• [AIM OF THE EXERCISE] Count up the lines of the data below that contain the string "names", then give only the total.

(Page and application data records)
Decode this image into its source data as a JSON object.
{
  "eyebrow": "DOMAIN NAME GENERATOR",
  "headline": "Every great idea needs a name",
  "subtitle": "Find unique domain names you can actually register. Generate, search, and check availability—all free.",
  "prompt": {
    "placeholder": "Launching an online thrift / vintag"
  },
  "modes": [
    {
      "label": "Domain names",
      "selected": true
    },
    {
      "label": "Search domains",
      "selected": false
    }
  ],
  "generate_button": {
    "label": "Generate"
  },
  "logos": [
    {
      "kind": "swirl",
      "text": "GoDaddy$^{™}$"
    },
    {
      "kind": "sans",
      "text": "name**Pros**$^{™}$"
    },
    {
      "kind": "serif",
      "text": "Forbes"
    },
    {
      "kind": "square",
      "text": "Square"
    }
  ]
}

• [TASK ANSWER] 2